- [WHAT YOU NEED TO DO]: Print the data exactly. Pictures stay out.

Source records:
-- Opening Marker --

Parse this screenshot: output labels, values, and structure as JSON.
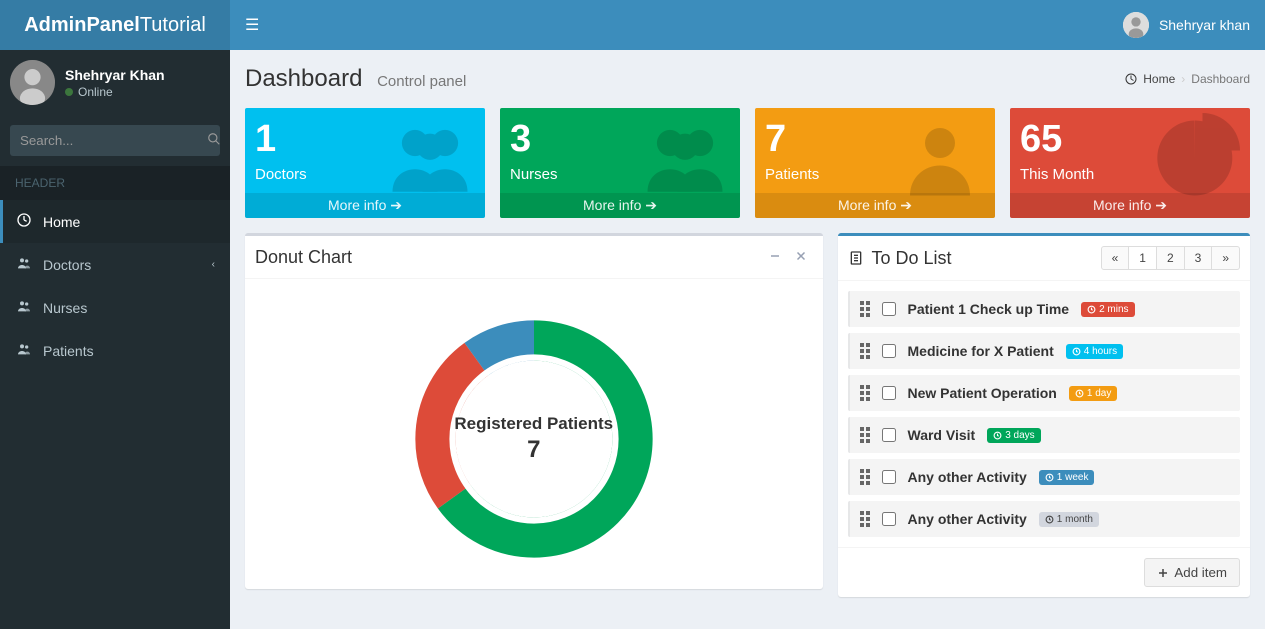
{
  "brand": {
    "bold": "AdminPanel",
    "light": "Tutorial"
  },
  "topbar": {
    "username": "Shehryar khan"
  },
  "sidebar": {
    "user": {
      "name": "Shehryar Khan",
      "status": "Online"
    },
    "search_placeholder": "Search...",
    "header": "HEADER",
    "menu": [
      {
        "label": "Home",
        "icon": "dashboard",
        "active": true
      },
      {
        "label": "Doctors",
        "icon": "users",
        "has_children": true
      },
      {
        "label": "Nurses",
        "icon": "users"
      },
      {
        "label": "Patients",
        "icon": "users"
      }
    ]
  },
  "page": {
    "title": "Dashboard",
    "subtitle": "Control panel",
    "breadcrumb_home": "Home",
    "breadcrumb_current": "Dashboard"
  },
  "stats": [
    {
      "value": "1",
      "label": "Doctors",
      "more": "More info",
      "color": "aqua",
      "icon": "users"
    },
    {
      "value": "3",
      "label": "Nurses",
      "more": "More info",
      "color": "green",
      "icon": "users"
    },
    {
      "value": "7",
      "label": "Patients",
      "more": "More info",
      "color": "yellow",
      "icon": "person"
    },
    {
      "value": "65",
      "label": "This Month",
      "more": "More info",
      "color": "red",
      "icon": "pie"
    }
  ],
  "donut": {
    "title": "Donut Chart",
    "center_label": "Registered Patients",
    "center_value": "7"
  },
  "chart_data": {
    "type": "pie",
    "title": "Registered Patients",
    "center_value": 7,
    "series": [
      {
        "name": "Green segment",
        "value": 65,
        "color": "#00a65a"
      },
      {
        "name": "Red segment",
        "value": 25,
        "color": "#dd4b39"
      },
      {
        "name": "Blue segment",
        "value": 10,
        "color": "#3c8dbc"
      }
    ]
  },
  "todo": {
    "title": "To Do List",
    "pages": [
      "«",
      "1",
      "2",
      "3",
      "»"
    ],
    "add_label": "Add item",
    "items": [
      {
        "text": "Patient 1 Check up Time",
        "badge": "2 mins",
        "badge_color": "red"
      },
      {
        "text": "Medicine for X Patient",
        "badge": "4 hours",
        "badge_color": "aqua"
      },
      {
        "text": "New Patient Operation",
        "badge": "1 day",
        "badge_color": "orange"
      },
      {
        "text": "Ward Visit",
        "badge": "3 days",
        "badge_color": "green"
      },
      {
        "text": "Any other Activity",
        "badge": "1 week",
        "badge_color": "blue"
      },
      {
        "text": "Any other Activity",
        "badge": "1 month",
        "badge_color": "gray"
      }
    ]
  }
}
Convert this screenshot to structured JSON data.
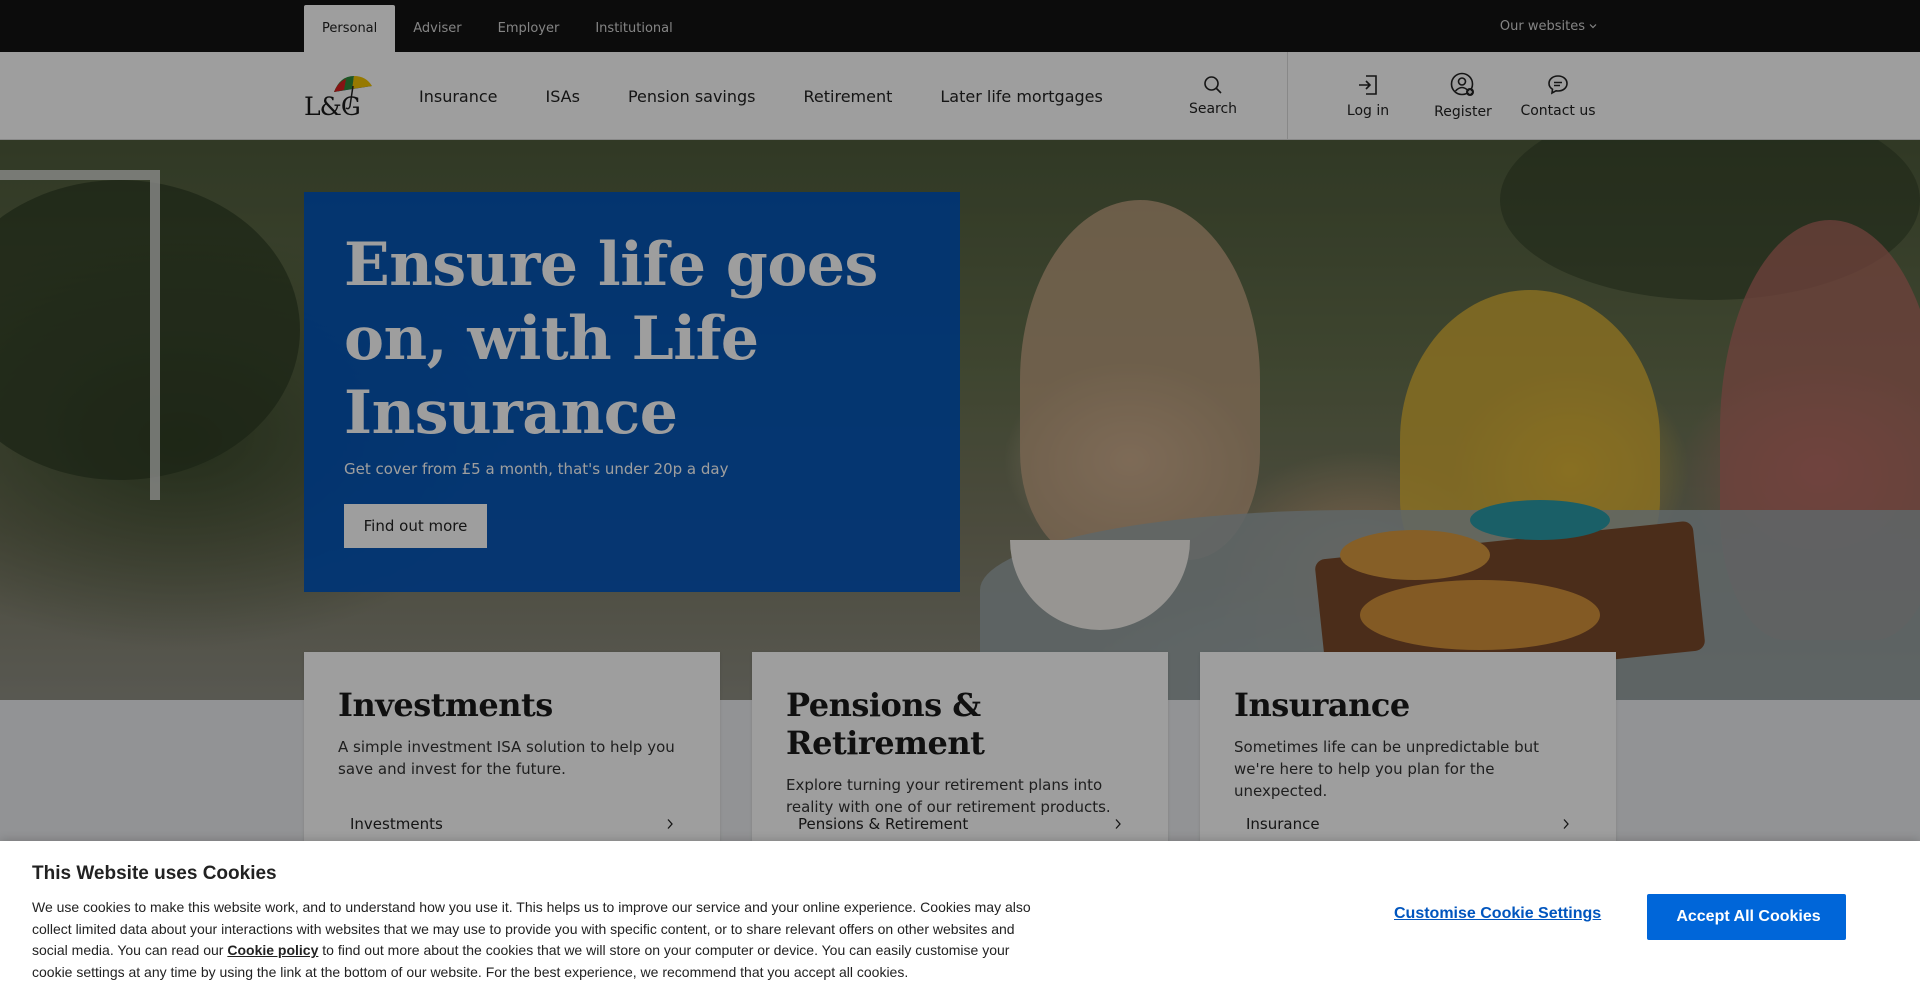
{
  "topbar": {
    "audiences": [
      {
        "label": "Personal",
        "active": true
      },
      {
        "label": "Adviser",
        "active": false
      },
      {
        "label": "Employer",
        "active": false
      },
      {
        "label": "Institutional",
        "active": false
      }
    ],
    "our_websites": "Our websites",
    "our_websites_icon": "chevron-down-icon"
  },
  "header": {
    "logo_text": "L&G",
    "logo_icon": "umbrella-logo",
    "nav": [
      "Insurance",
      "ISAs",
      "Pension savings",
      "Retirement",
      "Later life mortgages"
    ],
    "search_label": "Search",
    "login_label": "Log in",
    "register_label": "Register",
    "contact_label": "Contact us"
  },
  "hero": {
    "title": "Ensure life goes on, with Life Insurance",
    "subtitle": "Get cover from £5 a month, that's under 20p a day",
    "button_label": "Find out more"
  },
  "cards": [
    {
      "title": "Investments",
      "text": "A simple investment ISA solution to help you save and invest for the future.",
      "link_label": "Investments"
    },
    {
      "title": "Pensions & Retirement",
      "text": "Explore turning your retirement plans into reality with one of our retirement products.",
      "link_label": "Pensions & Retirement"
    },
    {
      "title": "Insurance",
      "text": "Sometimes life can be unpredictable but we're here to help you plan for the unexpected.",
      "link_label": "Insurance"
    }
  ],
  "cookie": {
    "title": "This Website uses Cookies",
    "text_before_link": "We use cookies to make this website work, and to understand how you use it. This helps us to improve our service and your online experience. Cookies may also collect limited data about your interactions with websites that we may use to provide you with specific content, or to share relevant offers on other websites and social media. You can read our ",
    "link_label": "Cookie policy",
    "text_after_link": " to find out more about the cookies that we will store on your computer or device. You can easily customise your cookie settings at any time by using the link at the bottom of our website. For the best experience, we recommend that you accept all cookies.",
    "customise_label": "Customise Cookie Settings",
    "accept_icon_glyph": "",
    "accept_label": "Accept All Cookies"
  },
  "colors": {
    "brand_blue": "#0055be",
    "accept_blue": "#0066d9",
    "topbar_bg": "#141414"
  }
}
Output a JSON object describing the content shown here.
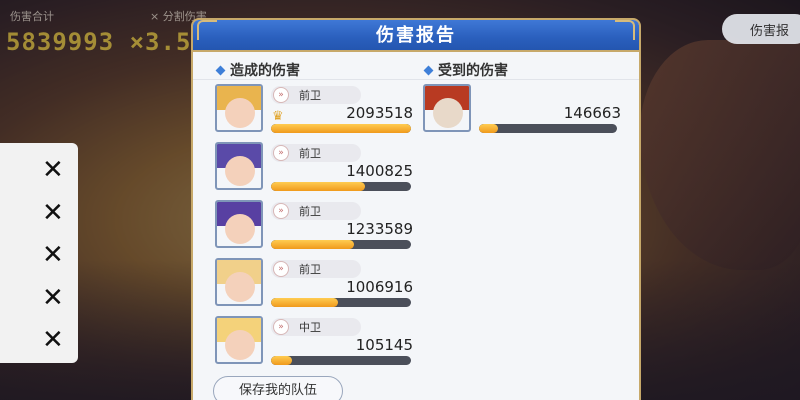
{
  "hud": {
    "total_label": "伤害合计",
    "dps_label": "× 分割伤害",
    "total_value": "5839993 ×3.5"
  },
  "top_right": {
    "label": "伤害报"
  },
  "side_panel": {
    "items": [
      "✕",
      "✕",
      "✕",
      "✕",
      "✕"
    ]
  },
  "dialog": {
    "title": "伤害报告",
    "dealt_title": "造成的伤害",
    "received_title": "受到的伤害",
    "save_label": "保存我的队伍"
  },
  "dealt": [
    {
      "role": "前卫",
      "value": "2093518",
      "crown": "♛",
      "ratio": 1.0,
      "hair": "#e9b44e"
    },
    {
      "role": "前卫",
      "value": "1400825",
      "crown": "",
      "ratio": 0.669,
      "hair": "#5a4aa8"
    },
    {
      "role": "前卫",
      "value": "1233589",
      "crown": "",
      "ratio": 0.589,
      "hair": "#5840a2"
    },
    {
      "role": "前卫",
      "value": "1006916",
      "crown": "",
      "ratio": 0.481,
      "hair": "#f1d08a"
    },
    {
      "role": "中卫",
      "value": "105145",
      "crown": "",
      "ratio": 0.15,
      "hair": "#f4d27a"
    }
  ],
  "received": [
    {
      "value": "146663",
      "ratio": 0.14,
      "hair": "#b83a22"
    }
  ],
  "colors": {
    "header_blue": "#2a5fbd",
    "bar_orange": "#f09a1c",
    "gold_border": "#c7a96a"
  }
}
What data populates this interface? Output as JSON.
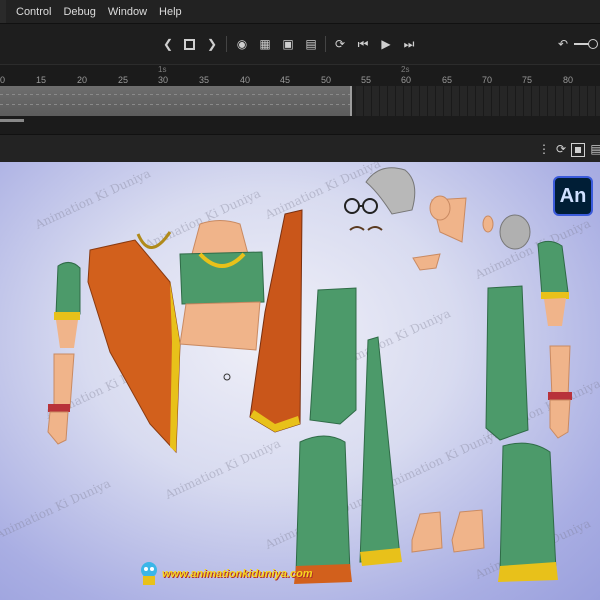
{
  "menu": {
    "items": [
      "Control",
      "Debug",
      "Window",
      "Help"
    ]
  },
  "timeline": {
    "frame_labels": [
      "0",
      "15",
      "20",
      "25",
      "30",
      "35",
      "40",
      "45",
      "50",
      "55",
      "60",
      "65",
      "70",
      "75",
      "80"
    ],
    "second_markers": [
      "1s",
      "2s"
    ]
  },
  "stage": {
    "watermark_text": "Animation Ki Duniya",
    "app_badge": "An",
    "website": "www.animationkiduniya.com"
  },
  "icons": {
    "step_back": "chevron-left-icon",
    "stop": "stop-icon",
    "step_forward": "chevron-right-icon",
    "play": "play-icon",
    "loop": "loop-icon",
    "rewind": "rewind-icon",
    "forward": "fast-forward-icon"
  },
  "colors": {
    "accent_blue": "#3b5bdb",
    "saree_orange": "#d2601c",
    "blouse_green": "#4c9a6a",
    "border_gold": "#e8c11a"
  }
}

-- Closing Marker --

- [YOUR SOLUTION]:
Parse this screenshot: output labels, values, and structure as JSON.
{
  "brand": {
    "bold": "AdminPanel",
    "light": "Tutorial"
  },
  "topbar": {
    "username": "Shehryar khan"
  },
  "sidebar": {
    "user": {
      "name": "Shehryar Khan",
      "status": "Online"
    },
    "search_placeholder": "Search...",
    "header": "HEADER",
    "menu": [
      {
        "label": "Home",
        "icon": "dashboard",
        "active": true
      },
      {
        "label": "Doctors",
        "icon": "users",
        "has_children": true
      },
      {
        "label": "Nurses",
        "icon": "users"
      },
      {
        "label": "Patients",
        "icon": "users"
      }
    ]
  },
  "page": {
    "title": "Dashboard",
    "subtitle": "Control panel",
    "breadcrumb_home": "Home",
    "breadcrumb_current": "Dashboard"
  },
  "stats": [
    {
      "value": "1",
      "label": "Doctors",
      "more": "More info",
      "color": "aqua",
      "icon": "users"
    },
    {
      "value": "3",
      "label": "Nurses",
      "more": "More info",
      "color": "green",
      "icon": "users"
    },
    {
      "value": "7",
      "label": "Patients",
      "more": "More info",
      "color": "yellow",
      "icon": "person"
    },
    {
      "value": "65",
      "label": "This Month",
      "more": "More info",
      "color": "red",
      "icon": "pie"
    }
  ],
  "donut": {
    "title": "Donut Chart",
    "center_label": "Registered Patients",
    "center_value": "7"
  },
  "chart_data": {
    "type": "pie",
    "title": "Registered Patients",
    "center_value": 7,
    "series": [
      {
        "name": "Green segment",
        "value": 65,
        "color": "#00a65a"
      },
      {
        "name": "Red segment",
        "value": 25,
        "color": "#dd4b39"
      },
      {
        "name": "Blue segment",
        "value": 10,
        "color": "#3c8dbc"
      }
    ]
  },
  "todo": {
    "title": "To Do List",
    "pages": [
      "«",
      "1",
      "2",
      "3",
      "»"
    ],
    "add_label": "Add item",
    "items": [
      {
        "text": "Patient 1 Check up Time",
        "badge": "2 mins",
        "badge_color": "red"
      },
      {
        "text": "Medicine for X Patient",
        "badge": "4 hours",
        "badge_color": "aqua"
      },
      {
        "text": "New Patient Operation",
        "badge": "1 day",
        "badge_color": "orange"
      },
      {
        "text": "Ward Visit",
        "badge": "3 days",
        "badge_color": "green"
      },
      {
        "text": "Any other Activity",
        "badge": "1 week",
        "badge_color": "blue"
      },
      {
        "text": "Any other Activity",
        "badge": "1 month",
        "badge_color": "gray"
      }
    ]
  }
}
Convert this screenshot to structured JSON data.
{
  "topbar": {
    "audiences": [
      {
        "label": "Personal",
        "active": true
      },
      {
        "label": "Adviser",
        "active": false
      },
      {
        "label": "Employer",
        "active": false
      },
      {
        "label": "Institutional",
        "active": false
      }
    ],
    "our_websites": "Our websites",
    "our_websites_icon": "chevron-down-icon"
  },
  "header": {
    "logo_text": "L&G",
    "logo_icon": "umbrella-logo",
    "nav": [
      "Insurance",
      "ISAs",
      "Pension savings",
      "Retirement",
      "Later life mortgages"
    ],
    "search_label": "Search",
    "login_label": "Log in",
    "register_label": "Register",
    "contact_label": "Contact us"
  },
  "hero": {
    "title": "Ensure life goes on, with Life Insurance",
    "subtitle": "Get cover from £5 a month, that's under 20p a day",
    "button_label": "Find out more"
  },
  "cards": [
    {
      "title": "Investments",
      "text": "A simple investment ISA solution to help you save and invest for the future.",
      "link_label": "Investments"
    },
    {
      "title": "Pensions & Retirement",
      "text": "Explore turning your retirement plans into reality with one of our retirement products.",
      "link_label": "Pensions & Retirement"
    },
    {
      "title": "Insurance",
      "text": "Sometimes life can be unpredictable but we're here to help you plan for the unexpected.",
      "link_label": "Insurance"
    }
  ],
  "cookie": {
    "title": "This Website uses Cookies",
    "text_before_link": "We use cookies to make this website work, and to understand how you use it. This helps us to improve our service and your online experience. Cookies may also collect limited data about your interactions with websites that we may use to provide you with specific content, or to share relevant offers on other websites and social media. You can read our ",
    "link_label": "Cookie policy",
    "text_after_link": " to find out more about the cookies that we will store on your computer or device. You can easily customise your cookie settings at any time by using the link at the bottom of our website. For the best experience, we recommend that you accept all cookies.",
    "customise_label": "Customise Cookie Settings",
    "accept_icon_glyph": "",
    "accept_label": "Accept All Cookies"
  },
  "colors": {
    "brand_blue": "#0055be",
    "accept_blue": "#0066d9",
    "topbar_bg": "#141414"
  }
}
Output a JSON object describing the content shown here.
{
  "hud": {
    "total_label": "伤害合计",
    "dps_label": "× 分割伤害",
    "total_value": "5839993 ×3.5"
  },
  "top_right": {
    "label": "伤害报"
  },
  "side_panel": {
    "items": [
      "✕",
      "✕",
      "✕",
      "✕",
      "✕"
    ]
  },
  "dialog": {
    "title": "伤害报告",
    "dealt_title": "造成的伤害",
    "received_title": "受到的伤害",
    "save_label": "保存我的队伍"
  },
  "dealt": [
    {
      "role": "前卫",
      "value": "2093518",
      "crown": "♛",
      "ratio": 1.0,
      "hair": "#e9b44e"
    },
    {
      "role": "前卫",
      "value": "1400825",
      "crown": "",
      "ratio": 0.669,
      "hair": "#5a4aa8"
    },
    {
      "role": "前卫",
      "value": "1233589",
      "crown": "",
      "ratio": 0.589,
      "hair": "#5840a2"
    },
    {
      "role": "前卫",
      "value": "1006916",
      "crown": "",
      "ratio": 0.481,
      "hair": "#f1d08a"
    },
    {
      "role": "中卫",
      "value": "105145",
      "crown": "",
      "ratio": 0.15,
      "hair": "#f4d27a"
    }
  ],
  "received": [
    {
      "value": "146663",
      "ratio": 0.14,
      "hair": "#b83a22"
    }
  ],
  "colors": {
    "header_blue": "#2a5fbd",
    "bar_orange": "#f09a1c",
    "gold_border": "#c7a96a"
  }
}
What data populates this interface? Output as JSON.
{
  "menu": {
    "items": [
      "Control",
      "Debug",
      "Window",
      "Help"
    ]
  },
  "timeline": {
    "frame_labels": [
      "0",
      "15",
      "20",
      "25",
      "30",
      "35",
      "40",
      "45",
      "50",
      "55",
      "60",
      "65",
      "70",
      "75",
      "80"
    ],
    "second_markers": [
      "1s",
      "2s"
    ]
  },
  "stage": {
    "watermark_text": "Animation Ki Duniya",
    "app_badge": "An",
    "website": "www.animationkiduniya.com"
  },
  "icons": {
    "step_back": "chevron-left-icon",
    "stop": "stop-icon",
    "step_forward": "chevron-right-icon",
    "play": "play-icon",
    "loop": "loop-icon",
    "rewind": "rewind-icon",
    "forward": "fast-forward-icon"
  },
  "colors": {
    "accent_blue": "#3b5bdb",
    "saree_orange": "#d2601c",
    "blouse_green": "#4c9a6a",
    "border_gold": "#e8c11a"
  }
}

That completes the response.